I'm extremely proud to have been voted by my industry peers as one of the USA's top denim designers for 2020 in this year's Sourcing Journal's Rivet 50, where the Top 50 Denim Industry Executives, Designers, Retailers, Influencers, and Chain Suppliers were recently announced. The Rivet 50 features and profiles diverse players in the denim business. It was compiled by more than 12,000 nominations and votes cast online, which determined the international honorees culled from five categories.
I love and respect it because I've been affirmed to be in the upper tier of talent by other professionals in the denim business who know and understand what that takes. I stopped going to parties and industry events a long time ago. I don't have a representative, nor do I ever go out to mingle with editors, stylists, and celebrities, which is what I did throughout most of my career. I fully understand, having someone if not yourself out in the mix of things, and building likes and followers is a key method for being recognized in the fashion & entertainment industries.
I ride my bike home from work, most days with my daughter sitting on the crossbar with dry indigo stained hands. Basically, never being seen or talked to, except for conversations with customers and staff. I keep to my work and family, which is why this was such a surprise to me. I no longer expect to be mentioned in media, songs, or name drops. I simply keep to my work. Understanding, when you're really good at something, things tend to work out. This is why I feel so honored to be recognized as one of the best by others in my field.
Here's an excerpt from the Sourcing Journal written by Angela Velasquez. Make sure to READ THE FULL ARTICLE on SJ's site.
Maurice Malone's designs are at the apex of where craftsmanship and streetwear meet.
As the creative mind behind two brands, Maurice Malone and Williamsburg Garment Company (WGC), New York-based denim stalwart Maurice Malone is able to flex his design muscles in a multitude of ways, while bringing a level of expertise and history to the jeanswear category.
Having started his namesake line when he was just 19 years old, the veteran earned his stripes during the ’80s and ’90s designing the era’s baggy jean silhouettes before mainstream labels made it trendy. In 1997, he earned a CFDA nomination for the Perry Ellis Award for Menswear.
Malone’s passion for denim and streetwear hasn’t waned.

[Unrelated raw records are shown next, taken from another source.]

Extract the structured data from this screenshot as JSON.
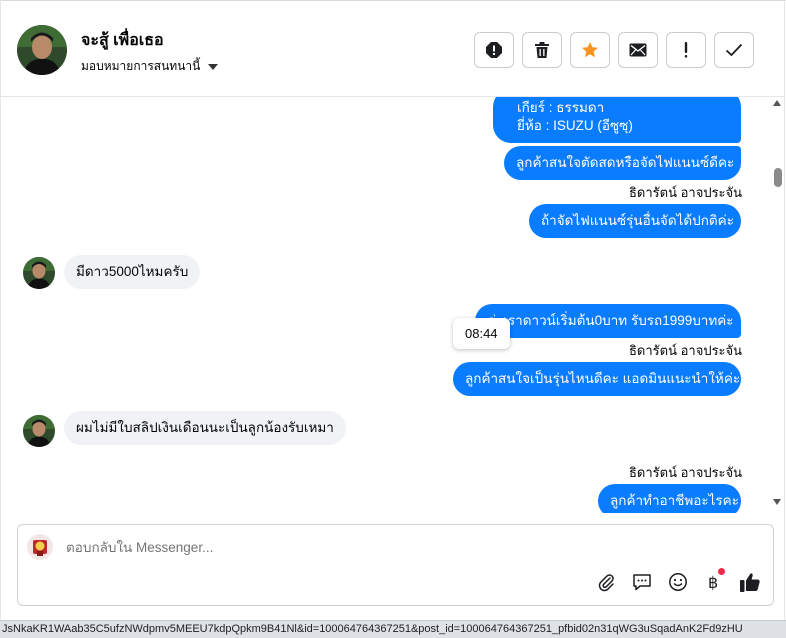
{
  "header": {
    "contact_name": "จะสู้ เพื่อเธอ",
    "assign_label": "มอบหมายการสนทนานี้",
    "toolbar_icons": [
      "alert-icon",
      "trash-icon",
      "star-icon",
      "mail-icon",
      "exclamation-icon",
      "check-icon"
    ]
  },
  "messages": {
    "out_spec_gear": "เกียร์ : ธรรมดา",
    "out_spec_brand": "ยี่ห้อ : ISUZU (อีซูซุ)",
    "out_msg_1": "ลูกค้าสนใจตัดสดหรือจัดไฟแนนซ์ดีคะ",
    "sender_1": "ธิดารัตน์ อาจประจัน",
    "out_msg_2": "ถ้าจัดไฟแนนซ์รุ่นอื่นจัดได้ปกติค่ะ",
    "in_msg_1": "มีดาว5000ไหมครับ",
    "out_msg_3": "ค่ะเราดาวน์เริ่มต้น0บาท รับรถ1999บาทค่ะ",
    "tooltip_time": "08:44",
    "sender_2": "ธิดารัตน์ อาจประจัน",
    "out_msg_4": "ลูกค้าสนใจเป็นรุ่นไหนดีคะ แอดมินแนะนำให้ค่ะ",
    "in_msg_2": "ผมไม่มีใบสลิปเงินเดือนนะเป็นลูกน้องรับเหมา",
    "sender_3": "ธิดารัตน์ อาจประจัน",
    "out_msg_5": "ลูกค้าทำอาชีพอะไรคะ"
  },
  "composer": {
    "placeholder": "ตอบกลับใน Messenger...",
    "tool_icons": [
      "attach-icon",
      "saved-reply-icon",
      "emoji-icon",
      "baht-icon",
      "thumbs-up-icon"
    ]
  },
  "statusbar": {
    "url": "JsNkaKR1WAab35C5ufzNWdpmv5MEEU7kdpQpkm9B41Nl&id=100064764367251&post_id=100064764367251_pfbid02n31qWG3uSqadAnK2Fd9zHU"
  },
  "colors": {
    "accent": "#0a7cff",
    "star": "#f7931e",
    "incoming_bg": "#f0f2f5"
  }
}
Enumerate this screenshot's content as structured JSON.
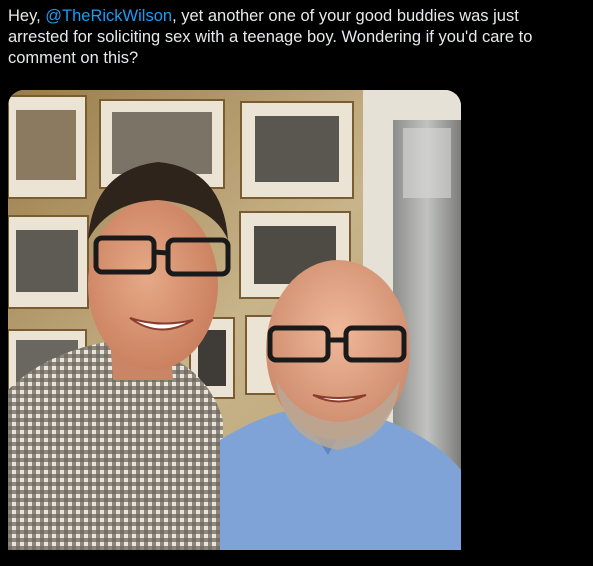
{
  "tweet": {
    "text_prefix": "Hey, ",
    "mention": "@TheRickWilson",
    "text_suffix": ", yet another one of your good buddies was just arrested for soliciting sex with a teenage boy. Wondering if you'd care to comment on this?"
  },
  "media": {
    "type": "photo",
    "subject": "selfie of two smiling men wearing glasses in front of a wall of framed photographs",
    "colors": {
      "wall": "#c8b48a",
      "frame": "#e9e2d2",
      "fridge": "#a9aaa8",
      "shirt_left": "#5b554d",
      "shirt_right": "#7fa3d6",
      "skin": "#d99a78"
    }
  },
  "colors": {
    "background": "#000000",
    "text": "#e7e9ea",
    "mention": "#1d9bf0"
  }
}
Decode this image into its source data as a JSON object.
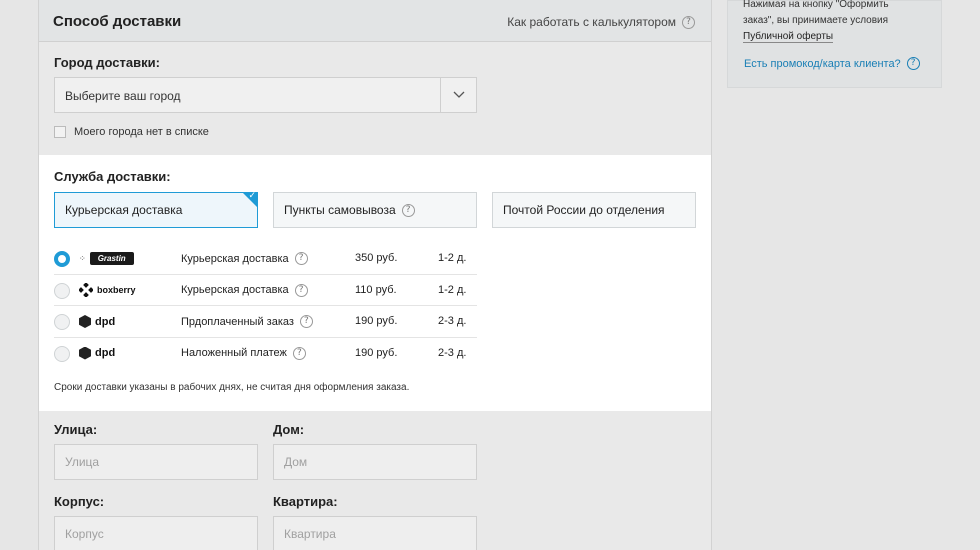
{
  "header": {
    "title": "Способ доставки",
    "calc_link": "Как работать с калькулятором"
  },
  "city": {
    "label": "Город доставки:",
    "placeholder": "Выберите ваш город",
    "no_city_label": "Моего города нет в списке"
  },
  "service": {
    "label": "Служба доставки:",
    "tabs": [
      {
        "label": "Курьерская доставка",
        "active": true
      },
      {
        "label": "Пункты самовывоза",
        "active": false
      },
      {
        "label": "Почтой России до отделения",
        "active": false
      }
    ],
    "rows": [
      {
        "logo": "Grastin",
        "service": "Курьерская доставка",
        "price": "350 руб.",
        "days": "1-2 д.",
        "selected": true
      },
      {
        "logo": "boxberry",
        "service": "Курьерская доставка",
        "price": "110 руб.",
        "days": "1-2 д.",
        "selected": false
      },
      {
        "logo": "dpd",
        "service": "Прдоплаченный заказ",
        "price": "190 руб.",
        "days": "2-3 д.",
        "selected": false
      },
      {
        "logo": "dpd",
        "service": "Наложенный платеж",
        "price": "190 руб.",
        "days": "2-3 д.",
        "selected": false
      }
    ],
    "note": "Сроки доставки указаны в рабочих днях, не считая дня оформления заказа."
  },
  "address": {
    "street_label": "Улица:",
    "street_placeholder": "Улица",
    "house_label": "Дом:",
    "house_placeholder": "Дом",
    "building_label": "Корпус:",
    "building_placeholder": "Корпус",
    "apartment_label": "Квартира:",
    "apartment_placeholder": "Квартира"
  },
  "sidebar": {
    "line1": "Нажимая на кнопку \"Оформить",
    "line2": "заказ\", вы принимаете условия",
    "offer_link": "Публичной оферты",
    "promo_link": "Есть промокод/карта клиента?"
  },
  "colors": {
    "accent": "#1f9bd6",
    "link": "#1a7fb5"
  },
  "icons": {
    "help": "?",
    "chevron": "chevron-down-icon",
    "check": "✓"
  }
}
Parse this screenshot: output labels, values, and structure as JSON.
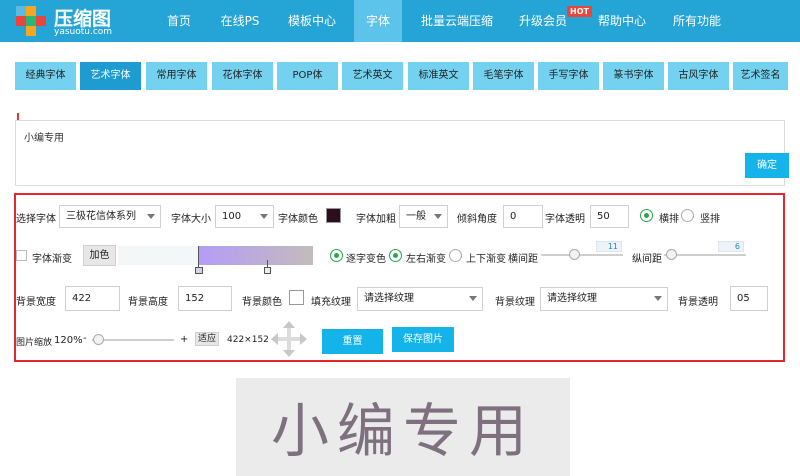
{
  "header": {
    "brand": "压缩图",
    "domain": "yasuotu.com",
    "nav": [
      "首页",
      "在线PS",
      "模板中心",
      "字体",
      "批量云端压缩",
      "升级会员",
      "帮助中心",
      "所有功能"
    ],
    "active_nav": "字体",
    "hot_badge": "HOT"
  },
  "tabs": [
    "经典字体",
    "艺术字体",
    "常用字体",
    "花体字体",
    "POP体",
    "艺术英文",
    "标准英文",
    "毛笔字体",
    "手写字体",
    "篆书字体",
    "古风字体",
    "艺术签名"
  ],
  "active_tab": "艺术字体",
  "text_input": {
    "value": "小编专用",
    "confirm_label": "确定"
  },
  "controls": {
    "font_label": "选择字体",
    "font_value": "三极花信体系列",
    "size_label": "字体大小",
    "size_value": "100",
    "color_label": "字体颜色",
    "color_value": "#2a0e1d",
    "bold_label": "字体加粗",
    "bold_value": "一般",
    "skew_label": "倾斜角度",
    "skew_value": "0",
    "opacity_label": "字体透明",
    "opacity_value": "50",
    "horizontal_label": "横排",
    "vertical_label": "竖排",
    "gradient_label": "字体渐变",
    "add_color_label": "加色",
    "gradient_colors": [
      "#f3f7f8",
      "#b49cf8",
      "#c2bcbc"
    ],
    "per_char_label": "逐字变色",
    "lr_gradient_label": "左右渐变",
    "tb_gradient_label": "上下渐变",
    "hspacing_label": "横间距",
    "hspacing_value": "11",
    "vspacing_label": "纵间距",
    "vspacing_value": "6",
    "bg_width_label": "背景宽度",
    "bg_width_value": "422",
    "bg_height_label": "背景高度",
    "bg_height_value": "152",
    "bg_color_label": "背景颜色",
    "fill_texture_label": "填充纹理",
    "fill_texture_value": "请选择纹理",
    "bg_texture_label": "背景纹理",
    "bg_texture_value": "请选择纹理",
    "bg_opacity_label": "背景透明",
    "bg_opacity_value": "05",
    "zoom_label": "图片缩放",
    "zoom_value": "120%",
    "minus": "-",
    "plus": "+",
    "fit_label": "适应",
    "dims": "422×152",
    "reset_label": "重置",
    "save_label": "保存图片"
  },
  "preview": {
    "text": "小编专用",
    "color": "#7f7080"
  }
}
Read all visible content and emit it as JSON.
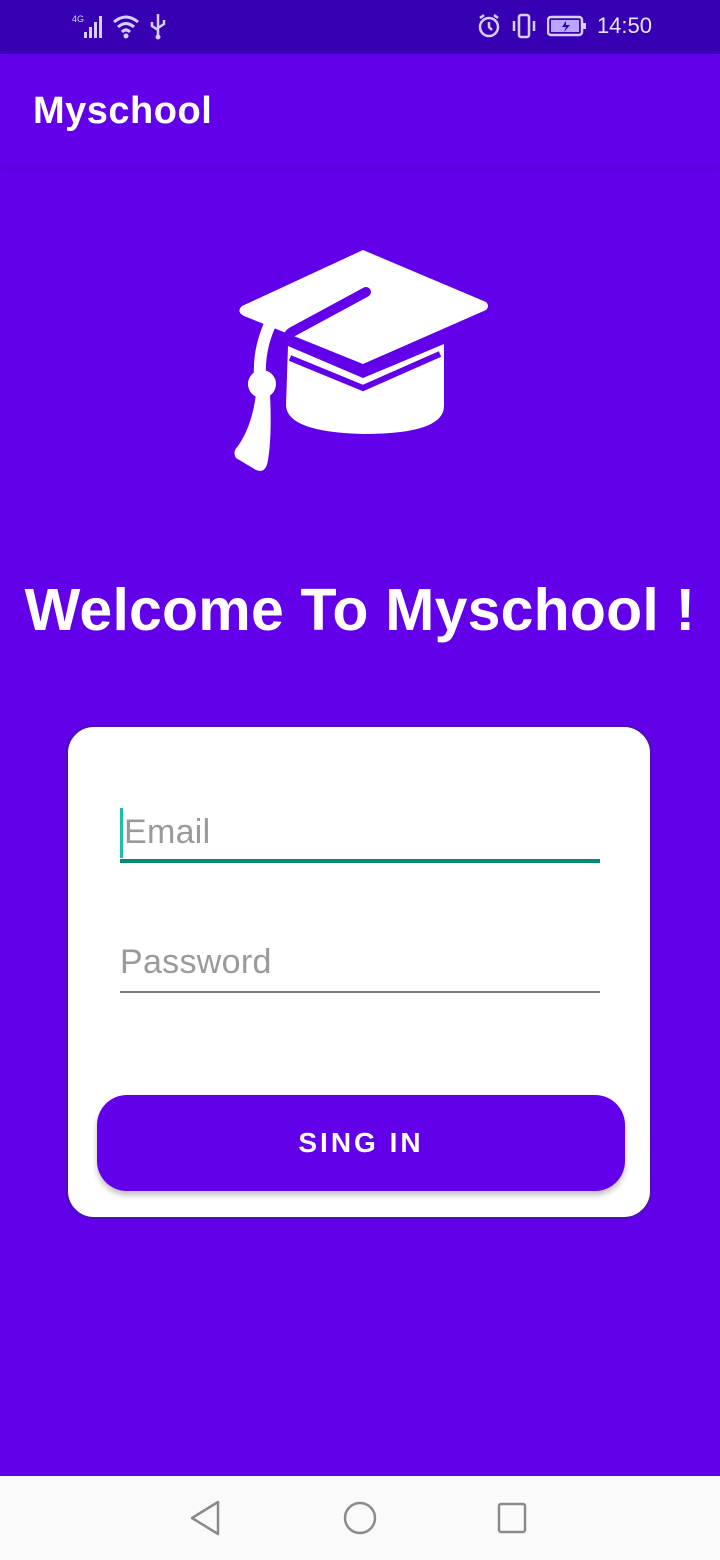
{
  "status_bar": {
    "network": "4G",
    "time": "14:50",
    "icons": [
      "signal-icon",
      "wifi-icon",
      "usb-icon",
      "alarm-icon",
      "vibrate-icon",
      "battery-icon"
    ]
  },
  "app_bar": {
    "title": "Myschool"
  },
  "main": {
    "logo_icon": "graduation-cap-icon",
    "welcome_text": "Welcome To Myschool !"
  },
  "login_form": {
    "email": {
      "placeholder": "Email",
      "value": ""
    },
    "password": {
      "placeholder": "Password",
      "value": ""
    },
    "submit_label": "SING IN"
  },
  "nav_bar": {
    "icons": [
      "back-icon",
      "home-icon",
      "recents-icon"
    ]
  },
  "colors": {
    "primary": "#6200EA",
    "primary_dark": "#3700B3",
    "focus_underline": "#0B8A72",
    "card": "#FFFFFF"
  }
}
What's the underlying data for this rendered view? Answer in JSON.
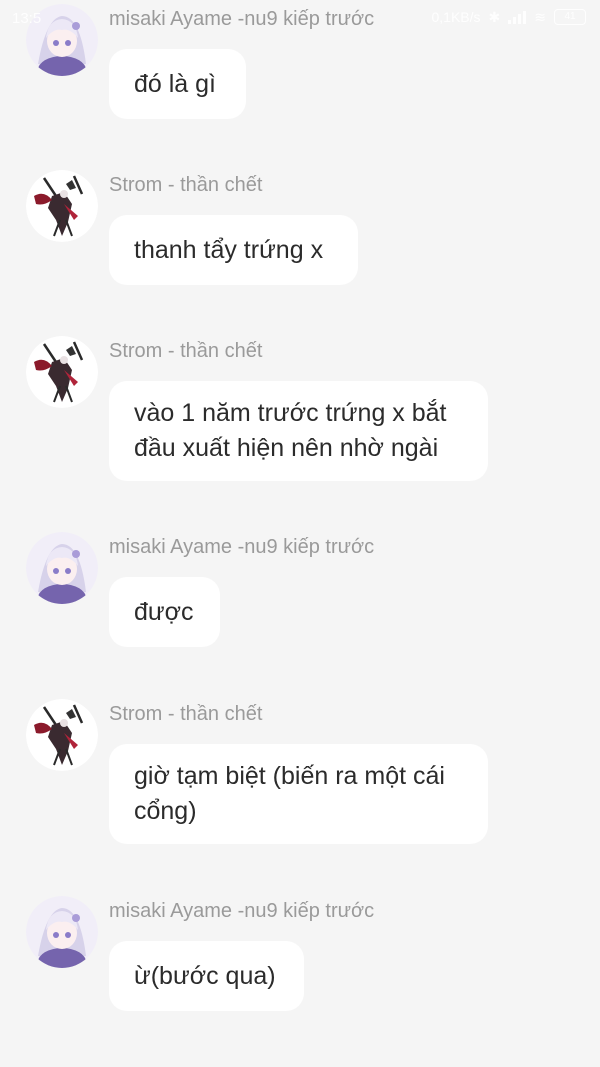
{
  "status_bar": {
    "time": "13:5",
    "network_speed": "0,1KB/s",
    "battery_level": "41",
    "icons": [
      "bluetooth-icon",
      "signal-icon",
      "wifi-icon",
      "battery-icon"
    ]
  },
  "messages": [
    {
      "sender": "misaki Ayame -nu9 kiếp trước",
      "avatar": "misaki-avatar",
      "text": "đó là gì"
    },
    {
      "sender": "Strom - thần chết",
      "avatar": "strom-avatar",
      "text": "thanh tẩy trứng x"
    },
    {
      "sender": "Strom - thần chết",
      "avatar": "strom-avatar",
      "text": "vào 1 năm trước trứng x bắt đầu xuất hiện nên nhờ ngài"
    },
    {
      "sender": "misaki Ayame -nu9 kiếp trước",
      "avatar": "misaki-avatar",
      "text": "được"
    },
    {
      "sender": "Strom - thần chết",
      "avatar": "strom-avatar",
      "text": "giờ tạm biệt (biến ra một cái cổng)"
    },
    {
      "sender": "misaki Ayame -nu9 kiếp trước",
      "avatar": "misaki-avatar",
      "text": "ừ(bước qua)"
    }
  ]
}
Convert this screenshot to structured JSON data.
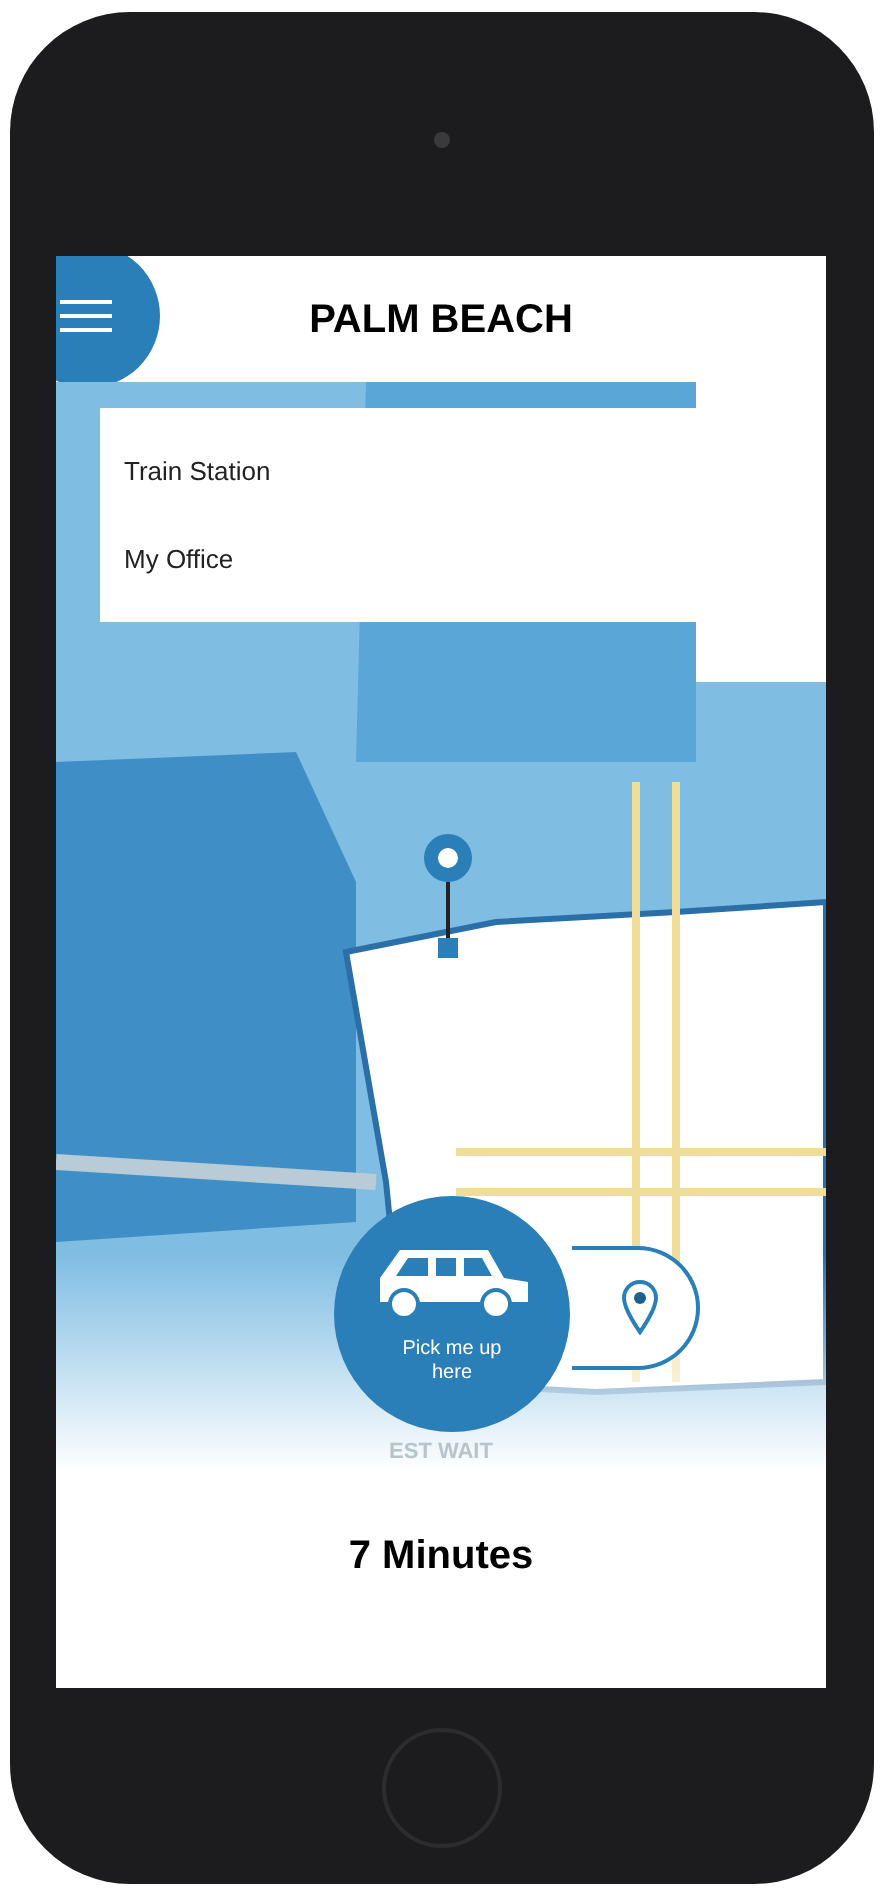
{
  "header": {
    "title": "PALM BEACH"
  },
  "suggestions": [
    {
      "label": "Train Station"
    },
    {
      "label": "My Office"
    }
  ],
  "pickup_button": {
    "label": "Pick me up here"
  },
  "wait": {
    "label": "EST WAIT",
    "value": "7 Minutes"
  }
}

With WGC, Malone continues to execute raw Made in USA jeans, while the recently relaunched Maurice Malone line puts a modern spin on traditional techniques, serving as the apex where craftsmanship and streetwear meet. READ THE FULL ARTICLE...